Each record below should be printed exactly as it was written.

[Stored items]
/---
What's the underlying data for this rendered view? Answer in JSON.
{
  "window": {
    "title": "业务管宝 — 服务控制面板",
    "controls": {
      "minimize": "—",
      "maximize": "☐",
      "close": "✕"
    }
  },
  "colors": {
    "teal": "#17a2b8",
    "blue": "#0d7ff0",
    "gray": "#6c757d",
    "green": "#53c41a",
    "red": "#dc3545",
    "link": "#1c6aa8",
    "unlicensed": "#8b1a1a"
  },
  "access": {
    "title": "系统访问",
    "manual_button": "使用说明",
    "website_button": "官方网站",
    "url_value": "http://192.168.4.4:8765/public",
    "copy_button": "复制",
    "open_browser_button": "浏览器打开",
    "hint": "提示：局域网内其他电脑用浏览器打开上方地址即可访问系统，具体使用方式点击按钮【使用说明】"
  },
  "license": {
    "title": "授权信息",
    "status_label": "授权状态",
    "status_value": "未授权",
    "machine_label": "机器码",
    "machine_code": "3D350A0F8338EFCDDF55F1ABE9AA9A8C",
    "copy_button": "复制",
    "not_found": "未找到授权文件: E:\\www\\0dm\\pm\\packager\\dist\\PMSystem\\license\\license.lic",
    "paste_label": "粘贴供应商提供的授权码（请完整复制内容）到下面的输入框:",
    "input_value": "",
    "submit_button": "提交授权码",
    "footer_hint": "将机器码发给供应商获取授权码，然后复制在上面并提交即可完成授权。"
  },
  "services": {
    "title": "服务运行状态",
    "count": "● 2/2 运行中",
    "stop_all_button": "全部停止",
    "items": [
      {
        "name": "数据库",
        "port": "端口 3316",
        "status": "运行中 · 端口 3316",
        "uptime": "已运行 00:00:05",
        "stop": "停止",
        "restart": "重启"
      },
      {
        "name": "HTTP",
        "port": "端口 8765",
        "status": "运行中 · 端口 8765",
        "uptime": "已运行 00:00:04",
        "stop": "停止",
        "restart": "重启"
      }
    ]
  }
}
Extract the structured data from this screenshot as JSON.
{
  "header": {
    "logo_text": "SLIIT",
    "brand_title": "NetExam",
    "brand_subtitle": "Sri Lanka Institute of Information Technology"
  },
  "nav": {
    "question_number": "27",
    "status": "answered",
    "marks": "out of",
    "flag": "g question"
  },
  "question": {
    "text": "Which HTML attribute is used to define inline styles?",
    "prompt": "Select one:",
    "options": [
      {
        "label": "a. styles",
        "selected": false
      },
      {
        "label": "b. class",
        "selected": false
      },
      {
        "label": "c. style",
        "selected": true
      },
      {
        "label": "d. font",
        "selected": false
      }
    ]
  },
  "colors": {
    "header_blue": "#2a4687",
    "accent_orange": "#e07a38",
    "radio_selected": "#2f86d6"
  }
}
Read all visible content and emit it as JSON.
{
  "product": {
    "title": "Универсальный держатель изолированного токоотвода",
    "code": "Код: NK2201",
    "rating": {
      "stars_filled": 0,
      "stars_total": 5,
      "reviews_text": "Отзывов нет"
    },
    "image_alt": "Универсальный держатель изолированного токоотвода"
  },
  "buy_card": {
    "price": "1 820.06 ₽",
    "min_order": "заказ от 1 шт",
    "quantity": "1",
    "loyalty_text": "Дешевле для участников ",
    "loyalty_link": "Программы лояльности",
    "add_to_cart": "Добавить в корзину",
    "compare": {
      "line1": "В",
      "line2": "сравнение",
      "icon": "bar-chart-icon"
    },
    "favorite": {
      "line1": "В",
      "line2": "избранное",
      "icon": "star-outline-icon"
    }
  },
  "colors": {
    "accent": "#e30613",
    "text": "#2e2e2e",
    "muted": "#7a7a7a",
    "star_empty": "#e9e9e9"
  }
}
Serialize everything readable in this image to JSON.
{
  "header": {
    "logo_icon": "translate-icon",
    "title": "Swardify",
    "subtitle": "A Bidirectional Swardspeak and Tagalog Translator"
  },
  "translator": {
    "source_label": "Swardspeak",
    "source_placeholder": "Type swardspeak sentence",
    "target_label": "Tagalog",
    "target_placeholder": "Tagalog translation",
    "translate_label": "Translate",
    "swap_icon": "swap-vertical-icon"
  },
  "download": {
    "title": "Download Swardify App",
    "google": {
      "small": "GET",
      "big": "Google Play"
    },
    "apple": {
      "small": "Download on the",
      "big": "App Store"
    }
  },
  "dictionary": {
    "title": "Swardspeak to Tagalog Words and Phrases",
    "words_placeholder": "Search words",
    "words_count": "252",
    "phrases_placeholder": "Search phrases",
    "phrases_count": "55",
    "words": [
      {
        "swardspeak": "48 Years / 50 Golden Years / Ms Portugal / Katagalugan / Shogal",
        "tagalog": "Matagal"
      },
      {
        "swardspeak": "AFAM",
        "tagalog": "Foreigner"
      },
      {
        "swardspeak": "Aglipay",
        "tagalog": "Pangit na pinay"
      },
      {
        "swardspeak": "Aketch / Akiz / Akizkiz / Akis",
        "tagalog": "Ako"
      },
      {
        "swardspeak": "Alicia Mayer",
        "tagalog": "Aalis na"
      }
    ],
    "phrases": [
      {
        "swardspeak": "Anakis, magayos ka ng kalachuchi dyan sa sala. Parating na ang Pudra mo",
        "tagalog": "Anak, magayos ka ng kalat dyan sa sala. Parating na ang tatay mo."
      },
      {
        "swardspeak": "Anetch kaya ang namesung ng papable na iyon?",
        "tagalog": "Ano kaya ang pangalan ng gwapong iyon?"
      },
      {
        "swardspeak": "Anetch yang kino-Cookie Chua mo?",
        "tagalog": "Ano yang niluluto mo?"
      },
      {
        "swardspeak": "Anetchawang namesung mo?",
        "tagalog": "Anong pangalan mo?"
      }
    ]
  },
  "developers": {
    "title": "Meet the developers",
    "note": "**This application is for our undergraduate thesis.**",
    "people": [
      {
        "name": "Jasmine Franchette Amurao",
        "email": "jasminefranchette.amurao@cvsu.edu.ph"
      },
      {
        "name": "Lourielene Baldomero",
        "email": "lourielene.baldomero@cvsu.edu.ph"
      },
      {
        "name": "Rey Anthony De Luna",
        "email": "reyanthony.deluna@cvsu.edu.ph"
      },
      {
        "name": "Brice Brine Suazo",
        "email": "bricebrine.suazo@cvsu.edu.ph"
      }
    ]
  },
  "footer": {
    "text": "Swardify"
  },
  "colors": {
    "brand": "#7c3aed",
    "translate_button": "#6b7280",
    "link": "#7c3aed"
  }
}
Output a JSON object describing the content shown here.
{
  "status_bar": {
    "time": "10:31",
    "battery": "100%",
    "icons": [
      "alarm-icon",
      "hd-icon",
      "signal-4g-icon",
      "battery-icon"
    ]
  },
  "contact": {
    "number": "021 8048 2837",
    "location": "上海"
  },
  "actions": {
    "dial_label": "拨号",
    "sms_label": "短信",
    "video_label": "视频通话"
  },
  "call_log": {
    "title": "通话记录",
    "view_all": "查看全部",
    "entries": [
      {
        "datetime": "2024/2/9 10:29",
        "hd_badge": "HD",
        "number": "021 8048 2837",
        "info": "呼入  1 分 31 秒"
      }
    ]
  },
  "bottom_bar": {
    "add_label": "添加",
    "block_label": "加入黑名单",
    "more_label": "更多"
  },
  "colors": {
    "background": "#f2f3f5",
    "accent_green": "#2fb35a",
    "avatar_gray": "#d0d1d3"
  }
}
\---
Response below:
What's the underlying data for this rendered view? Answer in JSON.
{
  "window": {
    "title": "业务管宝 — 服务控制面板",
    "controls": {
      "minimize": "—",
      "maximize": "☐",
      "close": "✕"
    }
  },
  "colors": {
    "teal": "#17a2b8",
    "blue": "#0d7ff0",
    "gray": "#6c757d",
    "green": "#53c41a",
    "red": "#dc3545",
    "link": "#1c6aa8",
    "unlicensed": "#8b1a1a"
  },
  "access": {
    "title": "系统访问",
    "manual_button": "使用说明",
    "website_button": "官方网站",
    "url_value": "http://192.168.4.4:8765/public",
    "copy_button": "复制",
    "open_browser_button": "浏览器打开",
    "hint": "提示：局域网内其他电脑用浏览器打开上方地址即可访问系统，具体使用方式点击按钮【使用说明】"
  },
  "license": {
    "title": "授权信息",
    "status_label": "授权状态",
    "status_value": "未授权",
    "machine_label": "机器码",
    "machine_code": "3D350A0F8338EFCDDF55F1ABE9AA9A8C",
    "copy_button": "复制",
    "not_found": "未找到授权文件: E:\\www\\0dm\\pm\\packager\\dist\\PMSystem\\license\\license.lic",
    "paste_label": "粘贴供应商提供的授权码（请完整复制内容）到下面的输入框:",
    "input_value": "",
    "submit_button": "提交授权码",
    "footer_hint": "将机器码发给供应商获取授权码，然后复制在上面并提交即可完成授权。"
  },
  "services": {
    "title": "服务运行状态",
    "count": "● 2/2 运行中",
    "stop_all_button": "全部停止",
    "items": [
      {
        "name": "数据库",
        "port": "端口 3316",
        "status": "运行中 · 端口 3316",
        "uptime": "已运行 00:00:05",
        "stop": "停止",
        "restart": "重启"
      },
      {
        "name": "HTTP",
        "port": "端口 8765",
        "status": "运行中 · 端口 8765",
        "uptime": "已运行 00:00:04",
        "stop": "停止",
        "restart": "重启"
      }
    ]
  }
}
Extract the structured data from this screenshot as JSON.
{
  "header": {
    "logo_text": "SLIIT",
    "brand_title": "NetExam",
    "brand_subtitle": "Sri Lanka Institute of Information Technology"
  },
  "nav": {
    "question_number": "27",
    "status": "answered",
    "marks": "out of",
    "flag": "g question"
  },
  "question": {
    "text": "Which HTML attribute is used to define inline styles?",
    "prompt": "Select one:",
    "options": [
      {
        "label": "a. styles",
        "selected": false
      },
      {
        "label": "b. class",
        "selected": false
      },
      {
        "label": "c. style",
        "selected": true
      },
      {
        "label": "d. font",
        "selected": false
      }
    ]
  },
  "colors": {
    "header_blue": "#2a4687",
    "accent_orange": "#e07a38",
    "radio_selected": "#2f86d6"
  }
}
Read all visible content and emit it as JSON.
{
  "product": {
    "title": "Универсальный держатель изолированного токоотвода",
    "code": "Код: NK2201",
    "rating": {
      "stars_filled": 0,
      "stars_total": 5,
      "reviews_text": "Отзывов нет"
    },
    "image_alt": "Универсальный держатель изолированного токоотвода"
  },
  "buy_card": {
    "price": "1 820.06 ₽",
    "min_order": "заказ от 1 шт",
    "quantity": "1",
    "loyalty_text": "Дешевле для участников ",
    "loyalty_link": "Программы лояльности",
    "add_to_cart": "Добавить в корзину",
    "compare": {
      "line1": "В",
      "line2": "сравнение",
      "icon": "bar-chart-icon"
    },
    "favorite": {
      "line1": "В",
      "line2": "избранное",
      "icon": "star-outline-icon"
    }
  },
  "colors": {
    "accent": "#e30613",
    "text": "#2e2e2e",
    "muted": "#7a7a7a",
    "star_empty": "#e9e9e9"
  }
}
Serialize everything readable in this image to JSON.
{
  "header": {
    "logo_icon": "translate-icon",
    "title": "Swardify",
    "subtitle": "A Bidirectional Swardspeak and Tagalog Translator"
  },
  "translator": {
    "source_label": "Swardspeak",
    "source_placeholder": "Type swardspeak sentence",
    "target_label": "Tagalog",
    "target_placeholder": "Tagalog translation",
    "translate_label": "Translate",
    "swap_icon": "swap-vertical-icon"
  },
  "download": {
    "title": "Download Swardify App",
    "google": {
      "small": "GET",
      "big": "Google Play"
    },
    "apple": {
      "small": "Download on the",
      "big": "App Store"
    }
  },
  "dictionary": {
    "title": "Swardspeak to Tagalog Words and Phrases",
    "words_placeholder": "Search words",
    "words_count": "252",
    "phrases_placeholder": "Search phrases",
    "phrases_count": "55",
    "words": [
      {
        "swardspeak": "48 Years / 50 Golden Years / Ms Portugal / Katagalugan / Shogal",
        "tagalog": "Matagal"
      },
      {
        "swardspeak": "AFAM",
        "tagalog": "Foreigner"
      },
      {
        "swardspeak": "Aglipay",
        "tagalog": "Pangit na pinay"
      },
      {
        "swardspeak": "Aketch / Akiz / Akizkiz / Akis",
        "tagalog": "Ako"
      },
      {
        "swardspeak": "Alicia Mayer",
        "tagalog": "Aalis na"
      }
    ],
    "phrases": [
      {
        "swardspeak": "Anakis, magayos ka ng kalachuchi dyan sa sala. Parating na ang Pudra mo",
        "tagalog": "Anak, magayos ka ng kalat dyan sa sala. Parating na ang tatay mo."
      },
      {
        "swardspeak": "Anetch kaya ang namesung ng papable na iyon?",
        "tagalog": "Ano kaya ang pangalan ng gwapong iyon?"
      },
      {
        "swardspeak": "Anetch yang kino-Cookie Chua mo?",
        "tagalog": "Ano yang niluluto mo?"
      },
      {
        "swardspeak": "Anetchawang namesung mo?",
        "tagalog": "Anong pangalan mo?"
      }
    ]
  },
  "developers": {
    "title": "Meet the developers",
    "note": "**This application is for our undergraduate thesis.**",
    "people": [
      {
        "name": "Jasmine Franchette Amurao",
        "email": "jasminefranchette.amurao@cvsu.edu.ph"
      },
      {
        "name": "Lourielene Baldomero",
        "email": "lourielene.baldomero@cvsu.edu.ph"
      },
      {
        "name": "Rey Anthony De Luna",
        "email": "reyanthony.deluna@cvsu.edu.ph"
      },
      {
        "name": "Brice Brine Suazo",
        "email": "bricebrine.suazo@cvsu.edu.ph"
      }
    ]
  },
  "footer": {
    "text": "Swardify"
  },
  "colors": {
    "brand": "#7c3aed",
    "translate_button": "#6b7280",
    "link": "#7c3aed"
  }
}
Output a JSON object describing the content shown here.
{
  "status_bar": {
    "time": "10:31",
    "battery": "100%",
    "icons": [
      "alarm-icon",
      "hd-icon",
      "signal-4g-icon",
      "battery-icon"
    ]
  },
  "contact": {
    "number": "021 8048 2837",
    "location": "上海"
  },
  "actions": {
    "dial_label": "拨号",
    "sms_label": "短信",
    "video_label": "视频通话"
  },
  "call_log": {
    "title": "通话记录",
    "view_all": "查看全部",
    "entries": [
      {
        "datetime": "2024/2/9 10:29",
        "hd_badge": "HD",
        "number": "021 8048 2837",
        "info": "呼入  1 分 31 秒"
      }
    ]
  },
  "bottom_bar": {
    "add_label": "添加",
    "block_label": "加入黑名单",
    "more_label": "更多"
  },
  "colors": {
    "background": "#f2f3f5",
    "accent_green": "#2fb35a",
    "avatar_gray": "#d0d1d3"
  }
}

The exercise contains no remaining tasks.